The Bennetts’ struggle to find the body (they now know where Michael might be within 20 meters) has hit several obstacles. Over the last year-and-a-half, on four occasions, planned attempts to exhume the body have been canceled by the judge without explanation. And the possibility exists that the body may have been surreptitiously buried elsewhere or thrown into the sea, according to Mr. Bennetts.
“My brother was a very special person,” says Mrs. Bennetts, who is cautiously optimistic about the future of the Esmeralda case in general. “The judge who is investigating in Valparaiso has the ship’s log, which is like a diary of daily activities,” she says. The log could answer many questions, but the Bennetts have yet to gain access.

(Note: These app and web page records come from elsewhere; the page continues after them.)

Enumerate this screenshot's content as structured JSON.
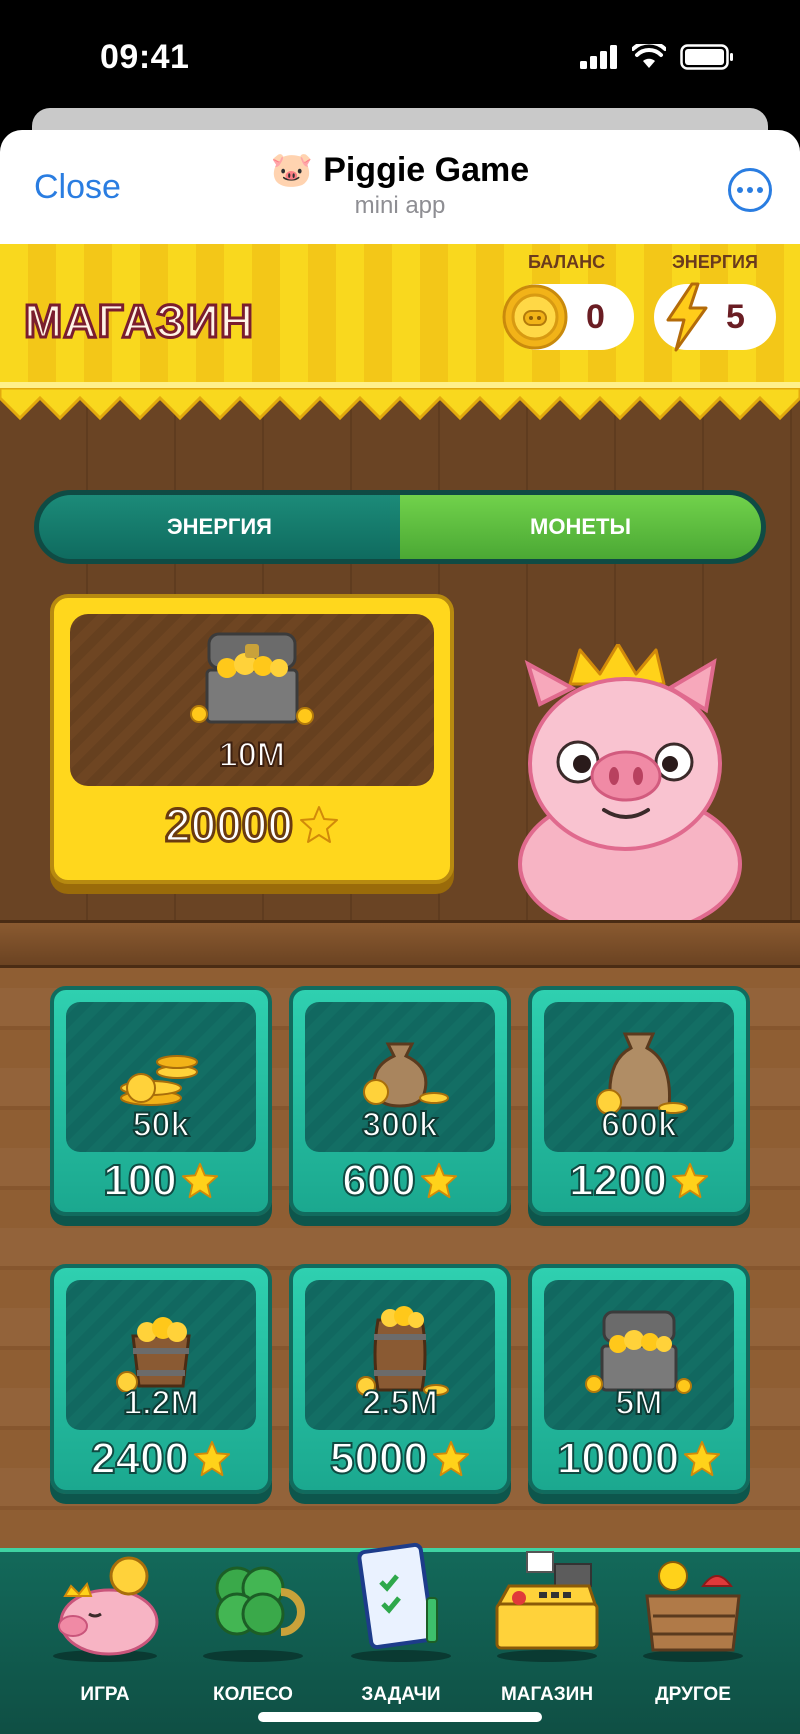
{
  "status_bar": {
    "time": "09:41"
  },
  "telegram": {
    "close_label": "Close",
    "app_title": "Piggie Game",
    "app_emoji": "🐷",
    "app_subtitle": "mini app",
    "more_icon": "more-dots-icon"
  },
  "header": {
    "title": "МАГАЗИН",
    "balance_label": "БАЛАНС",
    "balance_value": "0",
    "energy_label": "ЭНЕРГИЯ",
    "energy_value": "5"
  },
  "tabs": [
    {
      "label": "ЭНЕРГИЯ",
      "active": false
    },
    {
      "label": "МОНЕТЫ",
      "active": true
    }
  ],
  "featured": {
    "amount": "10M",
    "price": "20000",
    "icon": "treasure-chest-icon"
  },
  "packs": [
    {
      "amount": "50k",
      "price": "100",
      "icon": "coin-stack-icon"
    },
    {
      "amount": "300k",
      "price": "600",
      "icon": "coin-bag-small-icon"
    },
    {
      "amount": "600k",
      "price": "1200",
      "icon": "coin-bag-large-icon"
    },
    {
      "amount": "1.2M",
      "price": "2400",
      "icon": "coin-bucket-icon"
    },
    {
      "amount": "2.5M",
      "price": "5000",
      "icon": "coin-barrel-icon"
    },
    {
      "amount": "5M",
      "price": "10000",
      "icon": "treasure-chest-icon"
    }
  ],
  "nav": [
    {
      "label": "ИГРА",
      "icon": "piggy-bank-icon"
    },
    {
      "label": "КОЛЕСО",
      "icon": "clover-icon"
    },
    {
      "label": "ЗАДАЧИ",
      "icon": "checklist-icon"
    },
    {
      "label": "МАГАЗИН",
      "icon": "cash-register-icon"
    },
    {
      "label": "ДРУГОЕ",
      "icon": "toy-box-icon"
    }
  ],
  "colors": {
    "link_blue": "#2a7de1",
    "header_yellow": "#f9d81e",
    "card_teal": "#1ba88f",
    "tab_active_green": "#4ba834"
  }
}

Regarding the fate of the Esmeralda, Mrs. Bennetts says, “I’m not for burning it down. I don’t want to see it absolutely destroyed. There should be human rights courses for the young men who are trained on the ship. There should be a plaque with the names of the victims. Too many people depend on the Esmeralda. They would lose their work.”
The Bennetts are not alone in their struggle. Amnesty International is “urging those governments where the ship docks, to publicly state that the history of the Esmeralda is degraded by her abominable recent past and that until the grave human rights violations that took place on the ship are fully clarified and those found responsible brought to justice, the Esmeralda is not welcome as a worldwide roving ambassador to Chile,” according to the Web site. “This, in Amnesty International’s view, constitutes an affront to the families and the victims who suffered grave human rights violations on the vessel.”

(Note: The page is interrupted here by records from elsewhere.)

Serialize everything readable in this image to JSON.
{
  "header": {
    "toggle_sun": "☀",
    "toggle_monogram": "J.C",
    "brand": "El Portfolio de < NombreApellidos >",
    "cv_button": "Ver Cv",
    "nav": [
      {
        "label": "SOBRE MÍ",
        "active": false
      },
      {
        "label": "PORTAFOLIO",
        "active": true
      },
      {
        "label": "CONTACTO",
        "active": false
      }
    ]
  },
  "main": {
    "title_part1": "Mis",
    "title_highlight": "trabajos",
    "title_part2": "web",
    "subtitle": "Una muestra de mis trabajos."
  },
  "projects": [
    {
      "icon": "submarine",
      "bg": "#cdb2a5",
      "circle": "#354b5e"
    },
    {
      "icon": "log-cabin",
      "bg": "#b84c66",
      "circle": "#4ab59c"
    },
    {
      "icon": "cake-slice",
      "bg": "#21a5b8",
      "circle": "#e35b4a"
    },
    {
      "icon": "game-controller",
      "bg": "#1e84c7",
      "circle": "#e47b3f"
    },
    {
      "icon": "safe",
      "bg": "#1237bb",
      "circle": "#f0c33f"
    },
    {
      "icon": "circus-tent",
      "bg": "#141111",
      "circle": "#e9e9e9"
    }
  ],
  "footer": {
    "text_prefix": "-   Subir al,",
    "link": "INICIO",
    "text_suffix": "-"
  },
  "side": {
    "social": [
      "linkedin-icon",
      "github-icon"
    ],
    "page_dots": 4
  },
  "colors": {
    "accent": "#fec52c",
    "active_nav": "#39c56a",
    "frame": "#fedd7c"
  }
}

The Esmeralda carries on its bow the symbol of the condor, one of Chile’s national emblems. To those involved in the effort to expose the truth about the ship, the image also represents “Operation Condor,” Pinochet’s attempt to repress the southern countries.
“The Esmeralda is not only the Chilean Navy’s Torture Chamber, as it has been thoroughly documented,” writes Westphal, “but also along with the bird of prey on its bow a symbol of the most heinous crimes ever committed in the Southern Cone of Latin America.”
It remains to be seen if the Chilean Navy will ever disclose all the facts about the Esmeralda. Perhaps there will come a time when the condor is replaced by the dove, or any symbol of peace, and the ship will be used as a tool to keep the past from repeating itself.
For now, protests.
This Saturday at 2 p.m., San Diego’s Central Library, located at 820 E St., will air the documentary “The Dark Side of the White Lady” (2006). In the film, writer and director Patricio Henríquez seeks to unravel the lies told for “reasons of state” and comprehend how such horrors could emerge from a thing of such beauty. The film will be followed by a discussion with Chileans who were detained and imprisoned by the Chilean Navy in 1973. For more information contact Anne Hoiberg at (619) 223-8074 or the Central Library at (619) 236-5800.
On Sunday from noon to 2 p.m., the public is invited to join the demonstration outside the Esmeralda. The ship is expected to dock at Broadway Pier on the San Diego Bay. There is a gated fence and guarded gate for entry into the area adjacent to the ship. The demonstration will be outside of that area in front of the ship’s bow.